However, it is not always possible to elicit an antibody response. Also, when attenuated live viruses are used for vaccination, as is the case for the current smallpox vaccine, the exact mechanisms of their effectiveness, and to what extent that effectiveness is based on antibody vs. T-cell responses, often are unclear.
"People would be surprised by how little we really know about what works in vaccines," Yewdell said.
For a given virus, different T cells respond to a number of epitopes. There usually is one response stronger than the rest, and that dominant response plus responses to a small number of subdominant epitopes account for a fairly large proportion of the total response.
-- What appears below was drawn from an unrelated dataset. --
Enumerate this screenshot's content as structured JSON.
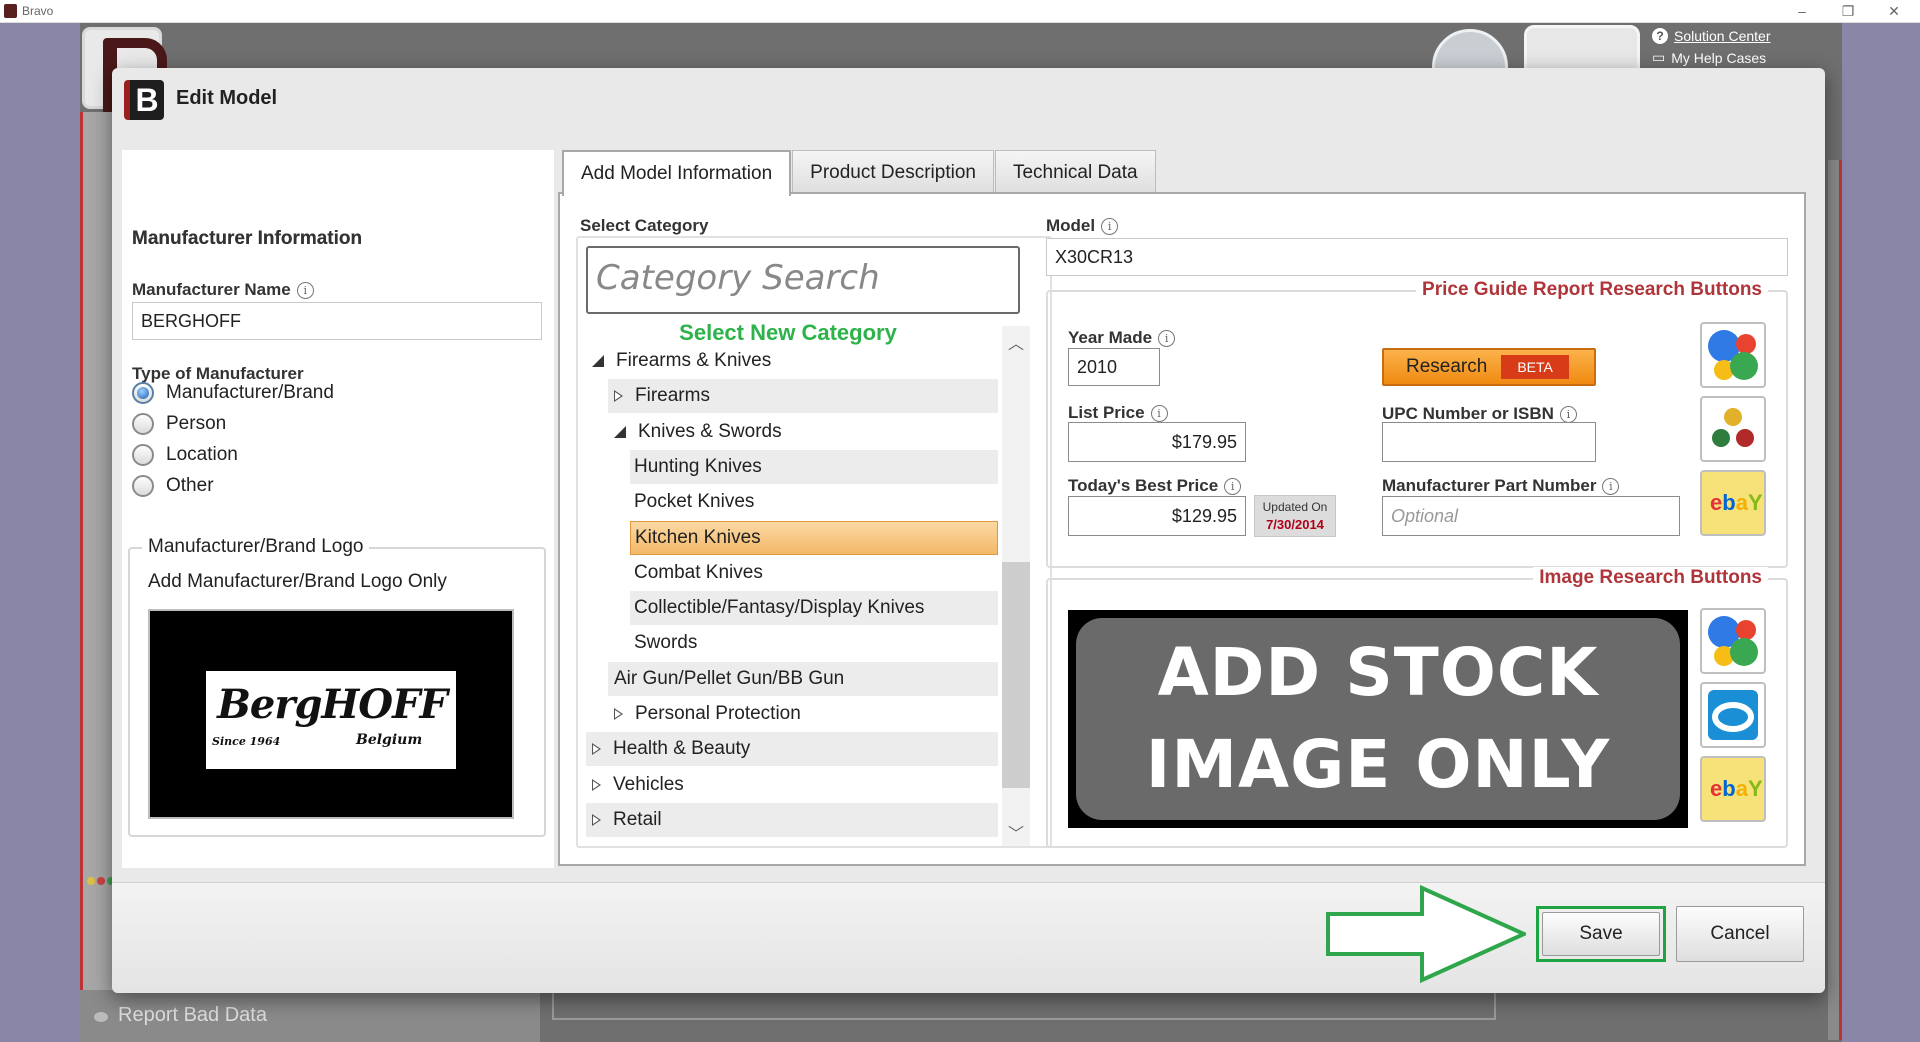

Late Bloomer Elicits Killer T-Cell Response
To elicit the most potent response possible, the scientists wanted to identify both dominant and subdominant T-cell responses to the vaccinia virus. They first generated an expression library of the vaccinia proteome, inserting the gene for each protein into a separate plasmid and expressing the proteins in cell culture. Those cells then were introduced to killer T cells isolated from mice infected with vaccinia virus. Five of the proteins induced an IFN-? immune response in the killer T cells; at least one of those proteins is expressed late in the viral-replication cycle, meaning that screens based on expression timing would have failed to identify that epitope. The expression timing of two others are unknown. Through a combination of in silico predictions and empirical testing, the scientists then identified the specific epitopes responsible. In follow-up in vivo experiments, the five epitopes were shown to account for about half of the total killer T-cell response to vaccinia virus.
The scientists then used synthetic peptides to test whether vaccine candidates based on different vaccinia strains could induce T-cell responses to all five epitopes. WR is the current standard vaccine, which is based on live attenuated vaccinia virus, and was used in the experiments that first identified the epitopes. The scientists compared WR to a vaccine known as Dryvax, which is based on a different strain of vaccinia virus, and modified vaccinia virus Ankara (MVA), a candidate replacement smallpox vaccine based on a third strain.
The scientists found that while Dryvax-immunized animals responded to all five epitopes they had identified using T cells isolated from WR-immunized mice, MVA-vaccinated mice failed to mount an immune response to two of the epitopes, even though the epitopes themselves were contained in the MVA gene sequence. In fact, the response to each of the four subdominant epitopes was significantly different between MVA- and WR-immunized animals. Only the response to the dominant epitope remained relatively unchanged. Control experiments showed that this was not merely due to the fact that MVA is a weakened vaccine.
Unexpectedly, the method of vaccination also affected the immunodominance hierarchy. Vaccinia-based vaccines usually are administered by scratching the skin, rather than through injection. When the scientists compared responses to the epitopes after skin administration vs. injection of the vaccine, the dominance hierarchy was strongly affected. Skin administration led to a stronger response to the immunodominant epitope and weaker responses to the four subdominant ones. In many mice vaccinated by skin administration, responses to two of the subdominant epitopes were extremely weak, meaning that they effectively mounted a T-cell response only to three of the epitopes.
"That's probably the finding with the greatest practical application, that the route of administration could affect the quality of the response," Yewdell said. "And again, you wouldn't care if all the [killer T cells] could all do the same thing. But maybe they can't."